Today’s retirees are discovering that rules based on decades-old averages and assumptions don’t account for 21st-century realities. Rising healthcare costs and longer life expectancies were not factored into the rule back then. Some financial advisors have tried to adjust for this by changing the 4 percent rule to the 3 percent rule.

From the start, the 4 percent rule was to be used as a rule of thumb, a planning guide, not as a final strategy. Given the enormous complexities around determining an optimal spend-down strategy, it can leave retirees in the uncertain position of adjusting their spending in reaction to the performance of their assets. Short of a real income distribution strategy, determining how much to withdraw each year becomes a dangerous crapshoot.

Retirement Income Planning Requires More Than Rules of Thumb

Determining a safe spend-down rate should be done in concert with an overall retirement income plan factoring in a retiree’s income needs, retirement asset mix, expected returns, tax situation, inflation, and the uncertainty of the markets. The plan needs to be monitored regularly so timely adjustments can be made to maintain the balance between income needs and the rate of asset depletion.

As far as retirement planning goes, the accumulation phase is far less complex than the distribution phase to ensure you can comfortably meet your lifestyle goals.
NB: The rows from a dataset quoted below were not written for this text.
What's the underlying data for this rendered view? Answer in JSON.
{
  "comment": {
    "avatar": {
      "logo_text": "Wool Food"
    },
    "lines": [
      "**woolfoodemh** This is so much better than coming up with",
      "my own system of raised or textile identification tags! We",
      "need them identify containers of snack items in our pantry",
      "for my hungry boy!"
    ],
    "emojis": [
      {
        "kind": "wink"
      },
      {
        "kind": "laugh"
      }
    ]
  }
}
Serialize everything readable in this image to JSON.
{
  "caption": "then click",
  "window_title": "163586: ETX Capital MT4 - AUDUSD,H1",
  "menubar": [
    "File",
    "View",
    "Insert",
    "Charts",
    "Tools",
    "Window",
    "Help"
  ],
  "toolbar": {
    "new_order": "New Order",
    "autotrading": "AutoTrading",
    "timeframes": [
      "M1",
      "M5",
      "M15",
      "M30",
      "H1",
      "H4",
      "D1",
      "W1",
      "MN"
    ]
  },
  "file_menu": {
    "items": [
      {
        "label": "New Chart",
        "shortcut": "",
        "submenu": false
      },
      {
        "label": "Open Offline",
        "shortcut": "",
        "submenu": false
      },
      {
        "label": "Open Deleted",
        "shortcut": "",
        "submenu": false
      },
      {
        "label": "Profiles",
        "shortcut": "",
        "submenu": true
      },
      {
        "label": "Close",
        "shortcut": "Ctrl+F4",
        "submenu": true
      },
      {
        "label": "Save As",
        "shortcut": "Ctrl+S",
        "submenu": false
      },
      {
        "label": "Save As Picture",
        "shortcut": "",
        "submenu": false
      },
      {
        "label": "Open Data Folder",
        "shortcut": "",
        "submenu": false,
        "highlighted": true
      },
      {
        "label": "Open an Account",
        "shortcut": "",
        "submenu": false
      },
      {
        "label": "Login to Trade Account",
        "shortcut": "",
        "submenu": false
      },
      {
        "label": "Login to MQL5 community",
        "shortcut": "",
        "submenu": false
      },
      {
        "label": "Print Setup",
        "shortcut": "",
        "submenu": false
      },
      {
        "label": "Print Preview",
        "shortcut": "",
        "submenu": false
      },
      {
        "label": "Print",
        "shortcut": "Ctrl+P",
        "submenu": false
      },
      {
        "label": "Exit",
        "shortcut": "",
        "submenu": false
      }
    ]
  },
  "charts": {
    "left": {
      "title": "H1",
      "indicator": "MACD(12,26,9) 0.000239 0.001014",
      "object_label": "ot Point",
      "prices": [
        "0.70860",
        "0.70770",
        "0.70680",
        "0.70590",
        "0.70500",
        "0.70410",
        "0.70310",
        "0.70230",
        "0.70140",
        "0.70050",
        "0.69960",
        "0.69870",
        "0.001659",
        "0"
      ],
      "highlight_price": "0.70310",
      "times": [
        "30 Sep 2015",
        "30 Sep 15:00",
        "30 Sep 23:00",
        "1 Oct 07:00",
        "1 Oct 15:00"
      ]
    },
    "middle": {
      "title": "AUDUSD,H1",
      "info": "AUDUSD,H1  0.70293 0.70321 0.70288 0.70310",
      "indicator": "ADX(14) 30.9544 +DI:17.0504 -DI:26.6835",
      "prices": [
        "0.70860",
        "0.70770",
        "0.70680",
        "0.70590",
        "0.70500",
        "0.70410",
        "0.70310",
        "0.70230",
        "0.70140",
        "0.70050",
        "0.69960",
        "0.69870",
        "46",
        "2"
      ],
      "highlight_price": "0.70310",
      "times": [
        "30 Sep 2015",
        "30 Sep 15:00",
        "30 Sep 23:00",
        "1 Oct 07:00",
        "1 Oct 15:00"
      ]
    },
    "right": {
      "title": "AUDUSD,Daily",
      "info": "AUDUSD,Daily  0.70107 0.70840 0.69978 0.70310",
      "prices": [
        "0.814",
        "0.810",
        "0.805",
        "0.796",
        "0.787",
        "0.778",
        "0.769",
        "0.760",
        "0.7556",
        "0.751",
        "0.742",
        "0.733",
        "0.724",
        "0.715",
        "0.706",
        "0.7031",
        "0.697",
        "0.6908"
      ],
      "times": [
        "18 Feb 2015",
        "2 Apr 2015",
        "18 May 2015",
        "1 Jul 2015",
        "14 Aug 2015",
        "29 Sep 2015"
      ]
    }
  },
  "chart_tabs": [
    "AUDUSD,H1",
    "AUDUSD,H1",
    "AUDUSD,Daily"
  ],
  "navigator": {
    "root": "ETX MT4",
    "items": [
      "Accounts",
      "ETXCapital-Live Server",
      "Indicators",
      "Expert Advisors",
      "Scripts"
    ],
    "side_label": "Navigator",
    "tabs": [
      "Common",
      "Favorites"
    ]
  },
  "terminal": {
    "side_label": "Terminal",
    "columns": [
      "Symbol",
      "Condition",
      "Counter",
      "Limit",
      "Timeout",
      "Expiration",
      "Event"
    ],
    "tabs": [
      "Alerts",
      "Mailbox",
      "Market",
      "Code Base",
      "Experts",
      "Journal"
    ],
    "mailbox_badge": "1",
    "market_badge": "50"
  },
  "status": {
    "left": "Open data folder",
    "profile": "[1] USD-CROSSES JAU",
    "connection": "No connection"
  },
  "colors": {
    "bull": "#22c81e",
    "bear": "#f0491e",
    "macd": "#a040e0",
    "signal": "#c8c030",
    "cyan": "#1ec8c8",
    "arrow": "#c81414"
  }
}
Planning for lifetime income sufficiency should be done with the guidance of a qualified advisor who specializes in retirement income planning.